Always prepared, Jane pulls out a pair of gloves from her backpack. A few miles later, the sun comes back out. She makes the turn north up Park Street, the sound of a drum line growing louder as her former high school, Little Rock Central, comes into view.
“It was kind of neat to be nostalgic and go back out there and be glad that not much had changed. Still looked pretty much the same.”
After passing by the capitol building, Jane beings the three-mile climb up the steepest part of the race.
“Legs were getting a little tired around Mile 11 or 12,” she says mid-race, pausing between breaths. “Got my wind back around Mile 15.”
At the top of the climb, she makes a quick stop to pet a Great Dane, something she says she “has to do” every time she sees one. (Back home in Brighton, her own Great Dane and Great Dane-mix are waiting for her return.)
She returns to the course, the crowd cheering and waving as the runner’s pass by.
“It’s so awesome to have them come out and so motivating. And when you most need it, there’s a kid there to give you a high-five as you go running by,” Jane says. “And that helps. It really helps a lot.”
At Mile 20, she passes the point of her longest training run. A few miles later, she hits what runners call: “The Wall”.
“The last probably three miles, it was pure willpower just to keep running. Just said a prayer, God get me through this. And all of a sudden it hit me that I had been praying that God get me through this cancer too.”
Back at the start/finish line, Monika and Candy, another high school friend also battling breast cancer, are anxiously waiting in the grandstands.
As she hits Mile 26, the crowd gets bigger. And louder.
When she finally sees the finish line, a wave of emotions overtake her.
“Just knowing I’ve trained so long. I fought so hard. I was so determined to do it.”

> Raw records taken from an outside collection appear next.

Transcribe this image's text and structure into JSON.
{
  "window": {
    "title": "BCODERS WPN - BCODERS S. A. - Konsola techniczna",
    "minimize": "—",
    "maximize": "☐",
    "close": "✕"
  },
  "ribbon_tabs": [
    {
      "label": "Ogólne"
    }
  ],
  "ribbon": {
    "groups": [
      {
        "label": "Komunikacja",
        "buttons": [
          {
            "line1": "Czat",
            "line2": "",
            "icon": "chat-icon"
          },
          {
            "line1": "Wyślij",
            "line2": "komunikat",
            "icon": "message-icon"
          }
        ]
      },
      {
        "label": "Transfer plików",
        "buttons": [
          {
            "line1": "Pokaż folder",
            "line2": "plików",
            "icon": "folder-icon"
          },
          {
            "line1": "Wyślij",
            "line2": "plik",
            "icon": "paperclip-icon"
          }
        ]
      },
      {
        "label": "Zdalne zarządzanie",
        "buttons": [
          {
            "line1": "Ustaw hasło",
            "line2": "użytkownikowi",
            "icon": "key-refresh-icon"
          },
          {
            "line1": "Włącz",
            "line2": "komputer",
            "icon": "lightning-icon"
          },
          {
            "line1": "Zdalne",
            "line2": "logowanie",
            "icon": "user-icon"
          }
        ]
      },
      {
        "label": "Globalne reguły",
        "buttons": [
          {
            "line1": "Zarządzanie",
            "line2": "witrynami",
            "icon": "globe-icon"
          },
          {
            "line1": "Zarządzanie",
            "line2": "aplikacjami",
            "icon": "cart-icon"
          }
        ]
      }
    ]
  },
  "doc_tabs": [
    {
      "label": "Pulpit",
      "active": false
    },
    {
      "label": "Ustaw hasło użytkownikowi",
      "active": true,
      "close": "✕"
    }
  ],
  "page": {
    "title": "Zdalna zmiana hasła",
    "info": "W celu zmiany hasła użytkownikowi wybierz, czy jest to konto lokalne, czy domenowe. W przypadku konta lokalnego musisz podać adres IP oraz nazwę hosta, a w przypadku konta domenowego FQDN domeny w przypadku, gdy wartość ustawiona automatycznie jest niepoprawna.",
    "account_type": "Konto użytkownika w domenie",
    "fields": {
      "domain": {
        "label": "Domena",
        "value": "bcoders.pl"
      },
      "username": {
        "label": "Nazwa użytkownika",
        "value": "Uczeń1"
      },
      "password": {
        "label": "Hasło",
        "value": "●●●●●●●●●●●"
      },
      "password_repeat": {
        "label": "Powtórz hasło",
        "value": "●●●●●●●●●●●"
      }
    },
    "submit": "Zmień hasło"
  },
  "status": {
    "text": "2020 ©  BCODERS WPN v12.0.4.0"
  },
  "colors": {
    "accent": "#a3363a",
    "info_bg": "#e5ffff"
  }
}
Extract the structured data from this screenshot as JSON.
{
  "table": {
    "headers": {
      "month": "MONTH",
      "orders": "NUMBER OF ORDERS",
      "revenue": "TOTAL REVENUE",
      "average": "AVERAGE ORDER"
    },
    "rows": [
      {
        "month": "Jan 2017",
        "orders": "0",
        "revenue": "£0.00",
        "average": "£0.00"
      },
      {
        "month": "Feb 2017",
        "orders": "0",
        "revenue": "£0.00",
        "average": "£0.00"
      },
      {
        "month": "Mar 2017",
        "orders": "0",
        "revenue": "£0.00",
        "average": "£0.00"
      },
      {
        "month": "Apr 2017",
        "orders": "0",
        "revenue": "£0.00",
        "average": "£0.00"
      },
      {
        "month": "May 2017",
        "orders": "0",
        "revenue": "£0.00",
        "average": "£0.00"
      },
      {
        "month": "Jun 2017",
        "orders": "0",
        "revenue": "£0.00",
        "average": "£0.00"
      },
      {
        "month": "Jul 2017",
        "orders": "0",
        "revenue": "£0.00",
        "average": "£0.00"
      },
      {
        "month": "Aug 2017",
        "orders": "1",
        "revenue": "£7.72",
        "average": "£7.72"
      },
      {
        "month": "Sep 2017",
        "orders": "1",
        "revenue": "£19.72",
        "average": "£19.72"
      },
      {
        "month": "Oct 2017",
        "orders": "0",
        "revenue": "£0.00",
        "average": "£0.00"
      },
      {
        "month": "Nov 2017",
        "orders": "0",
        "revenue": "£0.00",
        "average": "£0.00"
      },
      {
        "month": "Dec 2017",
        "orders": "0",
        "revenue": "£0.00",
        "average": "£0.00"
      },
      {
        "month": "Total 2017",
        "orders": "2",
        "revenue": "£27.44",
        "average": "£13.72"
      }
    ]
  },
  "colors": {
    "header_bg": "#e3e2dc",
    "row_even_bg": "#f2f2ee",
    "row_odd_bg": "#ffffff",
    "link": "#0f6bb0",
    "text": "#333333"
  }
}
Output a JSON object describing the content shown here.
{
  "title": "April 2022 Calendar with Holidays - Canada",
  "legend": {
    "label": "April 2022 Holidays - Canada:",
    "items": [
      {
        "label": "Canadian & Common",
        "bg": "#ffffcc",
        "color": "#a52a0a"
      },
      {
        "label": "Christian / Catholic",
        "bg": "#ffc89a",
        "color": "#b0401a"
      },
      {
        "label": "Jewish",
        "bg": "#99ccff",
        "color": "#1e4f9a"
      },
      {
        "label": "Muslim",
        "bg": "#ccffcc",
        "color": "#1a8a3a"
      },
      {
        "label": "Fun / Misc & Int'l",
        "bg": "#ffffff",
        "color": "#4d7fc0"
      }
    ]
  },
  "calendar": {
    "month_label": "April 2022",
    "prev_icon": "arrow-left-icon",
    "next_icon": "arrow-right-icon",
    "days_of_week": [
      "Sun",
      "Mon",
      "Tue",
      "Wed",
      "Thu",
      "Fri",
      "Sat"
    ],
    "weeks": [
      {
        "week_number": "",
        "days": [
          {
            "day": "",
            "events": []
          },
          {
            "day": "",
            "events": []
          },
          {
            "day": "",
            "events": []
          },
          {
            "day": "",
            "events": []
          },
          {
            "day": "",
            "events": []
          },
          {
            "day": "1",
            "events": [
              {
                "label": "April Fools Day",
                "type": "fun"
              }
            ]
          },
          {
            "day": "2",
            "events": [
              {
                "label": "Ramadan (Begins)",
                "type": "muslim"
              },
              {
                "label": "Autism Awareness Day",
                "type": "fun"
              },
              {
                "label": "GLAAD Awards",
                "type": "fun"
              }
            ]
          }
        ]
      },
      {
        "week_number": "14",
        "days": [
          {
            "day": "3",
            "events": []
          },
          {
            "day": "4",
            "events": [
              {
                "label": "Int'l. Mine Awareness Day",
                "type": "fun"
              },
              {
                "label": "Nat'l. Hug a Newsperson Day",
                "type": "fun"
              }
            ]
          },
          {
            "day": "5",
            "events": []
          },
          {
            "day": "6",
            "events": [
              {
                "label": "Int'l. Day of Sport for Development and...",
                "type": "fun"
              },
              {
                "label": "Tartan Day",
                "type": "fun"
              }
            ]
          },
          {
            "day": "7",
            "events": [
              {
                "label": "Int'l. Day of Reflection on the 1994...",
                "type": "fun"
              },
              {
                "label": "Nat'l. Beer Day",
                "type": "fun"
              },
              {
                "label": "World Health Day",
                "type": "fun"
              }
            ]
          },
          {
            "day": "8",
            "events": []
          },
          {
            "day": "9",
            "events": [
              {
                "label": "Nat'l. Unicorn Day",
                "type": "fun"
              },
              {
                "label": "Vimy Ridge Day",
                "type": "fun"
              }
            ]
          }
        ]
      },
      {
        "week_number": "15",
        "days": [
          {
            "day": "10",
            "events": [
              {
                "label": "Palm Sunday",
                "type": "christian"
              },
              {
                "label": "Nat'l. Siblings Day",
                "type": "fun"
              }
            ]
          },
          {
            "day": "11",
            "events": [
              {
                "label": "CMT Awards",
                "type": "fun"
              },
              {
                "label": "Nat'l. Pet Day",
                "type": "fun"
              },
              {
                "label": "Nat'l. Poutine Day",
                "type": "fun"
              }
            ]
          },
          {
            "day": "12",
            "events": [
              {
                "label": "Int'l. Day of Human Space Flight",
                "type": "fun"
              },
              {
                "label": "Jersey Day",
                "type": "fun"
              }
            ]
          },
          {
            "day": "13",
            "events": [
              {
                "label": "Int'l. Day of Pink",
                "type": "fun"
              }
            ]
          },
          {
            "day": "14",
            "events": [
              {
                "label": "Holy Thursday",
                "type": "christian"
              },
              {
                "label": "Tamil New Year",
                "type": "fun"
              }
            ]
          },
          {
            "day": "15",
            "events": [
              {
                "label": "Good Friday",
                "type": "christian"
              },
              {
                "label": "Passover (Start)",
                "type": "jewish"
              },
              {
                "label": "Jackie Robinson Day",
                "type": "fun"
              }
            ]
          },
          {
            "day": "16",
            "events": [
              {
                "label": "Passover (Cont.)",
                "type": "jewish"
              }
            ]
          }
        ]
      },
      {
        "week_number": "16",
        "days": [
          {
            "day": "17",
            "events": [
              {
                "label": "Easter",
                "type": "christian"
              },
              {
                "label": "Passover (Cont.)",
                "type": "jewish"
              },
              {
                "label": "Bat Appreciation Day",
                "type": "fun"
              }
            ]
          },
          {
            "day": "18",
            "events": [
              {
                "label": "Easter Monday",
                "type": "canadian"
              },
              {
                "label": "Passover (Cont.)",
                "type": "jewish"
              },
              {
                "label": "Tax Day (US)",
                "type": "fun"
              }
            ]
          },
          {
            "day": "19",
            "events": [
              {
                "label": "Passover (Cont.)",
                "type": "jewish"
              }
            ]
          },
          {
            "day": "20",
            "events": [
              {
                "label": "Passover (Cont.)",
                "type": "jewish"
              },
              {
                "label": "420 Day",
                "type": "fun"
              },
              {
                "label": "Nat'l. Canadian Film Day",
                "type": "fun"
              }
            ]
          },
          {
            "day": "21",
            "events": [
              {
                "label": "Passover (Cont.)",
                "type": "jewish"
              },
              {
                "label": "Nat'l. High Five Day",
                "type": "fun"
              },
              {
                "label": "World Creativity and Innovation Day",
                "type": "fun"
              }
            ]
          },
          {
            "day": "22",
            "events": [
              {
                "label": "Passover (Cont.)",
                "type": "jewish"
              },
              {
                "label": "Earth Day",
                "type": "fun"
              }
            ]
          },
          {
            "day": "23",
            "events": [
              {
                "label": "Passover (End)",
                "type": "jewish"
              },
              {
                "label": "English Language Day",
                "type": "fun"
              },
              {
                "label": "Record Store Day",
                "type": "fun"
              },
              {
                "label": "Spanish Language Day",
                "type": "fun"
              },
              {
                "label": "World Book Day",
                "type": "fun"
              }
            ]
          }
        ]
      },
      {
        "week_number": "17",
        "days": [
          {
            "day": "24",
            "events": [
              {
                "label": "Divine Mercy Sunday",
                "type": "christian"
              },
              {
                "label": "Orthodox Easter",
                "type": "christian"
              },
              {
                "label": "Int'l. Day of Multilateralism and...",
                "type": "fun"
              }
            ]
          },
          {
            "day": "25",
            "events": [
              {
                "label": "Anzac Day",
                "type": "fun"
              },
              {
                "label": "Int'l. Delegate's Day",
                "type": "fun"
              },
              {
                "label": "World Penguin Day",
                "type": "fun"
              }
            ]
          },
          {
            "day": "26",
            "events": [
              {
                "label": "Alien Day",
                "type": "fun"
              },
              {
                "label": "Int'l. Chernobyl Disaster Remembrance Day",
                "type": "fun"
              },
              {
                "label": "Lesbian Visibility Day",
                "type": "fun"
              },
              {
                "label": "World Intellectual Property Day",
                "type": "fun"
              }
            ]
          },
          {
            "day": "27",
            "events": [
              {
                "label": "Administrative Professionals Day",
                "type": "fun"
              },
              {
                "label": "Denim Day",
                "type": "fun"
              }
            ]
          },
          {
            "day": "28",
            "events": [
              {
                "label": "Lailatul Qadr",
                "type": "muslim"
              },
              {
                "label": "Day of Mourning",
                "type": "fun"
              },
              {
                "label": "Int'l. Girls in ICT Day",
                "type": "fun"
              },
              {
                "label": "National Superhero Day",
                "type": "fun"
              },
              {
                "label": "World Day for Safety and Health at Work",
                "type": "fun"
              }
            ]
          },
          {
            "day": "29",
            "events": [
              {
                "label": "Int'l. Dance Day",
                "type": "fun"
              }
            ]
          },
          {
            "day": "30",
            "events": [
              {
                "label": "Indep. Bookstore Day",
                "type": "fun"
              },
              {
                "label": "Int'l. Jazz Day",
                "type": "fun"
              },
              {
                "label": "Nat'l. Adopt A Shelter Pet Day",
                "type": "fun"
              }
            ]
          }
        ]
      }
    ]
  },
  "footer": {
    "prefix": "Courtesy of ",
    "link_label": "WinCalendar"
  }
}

Surprisingly, she finds an extra burst of energy and kicks out the final 100 feet. When she crosses the line, her arms stretch outward in a moment of victory.
THE SECOND BELL
Little Rock, Arkansas
She is worn down completely, her clothes wet from sweat and a second, quick rainfall around Mile 24.
As she heads towards the runners-only section, a marathon staff member grabs her attention.
“Did you PR?” she asks Jane.
She checks her watch one final time. 4 hours and 45 minutes. 15 minutes better than her original goal.
Jane happily shakes her head, “yes”, and the staff member guides her to a group of runners who are waiting to ring the “PR Bell”.
In shock, Jane covers her mouth in awe. She passes her phone off to another runner to take her picture.
Still exhausted, Jane chuckles and says, “Second bell I’ve rung this week.”
She grabs the cord and pulls twice, letting out a yell as the bell swings.
It was the perfect surprise ending for this breast cancer survivor.
“The bell at the end. I did not know there would be a bell at the end. I just rang a bell six days ago on Monday, finishing my radiation treatment and then I got to finish a marathon and ring a bell.”
She’s still shaking her head in disbelief as a massive medal is placed around her neck. A few minutes later, she’s reunited with her friends. There are hugs and there are tears but there are also smiles and words of encouragement, especially to Candy.
“We’re gonna beat our next challenge, too”, Jane whispers in her ear. Candy is currently battling Stage 4 breast cancer.
“She’s helped me. She really has. Her diagnosis prompted me not to procrastinate on going to the doctor,” Jane says afterwards. “Seeing her at the finish line, knowing we both have this other battle that we’re doing was indescribable. And I told her we’re both going to beat this next battle too. We’re gonna make it.”
This homecoming is a long-time coming and the group of friends stick around to chat and catch up. Jane is wrapped up in a jacket, sipping on a bottle of chocolate milk. As one of her friends start to tell an old high school story, Jane lets out a laugh, that same full-faced smile stretching across her face.
After returning home to Colorado, Jane got right back to training. Her calendar has a race penciled in nearly every weekend this summer and this Sunday, she’ll compete in the Colfax Urban 10-Miler.
Source : https://www.9news.com/article/news/janes-race-a-story-of-perseverance-for-runner-fighting-cancer/73-555097262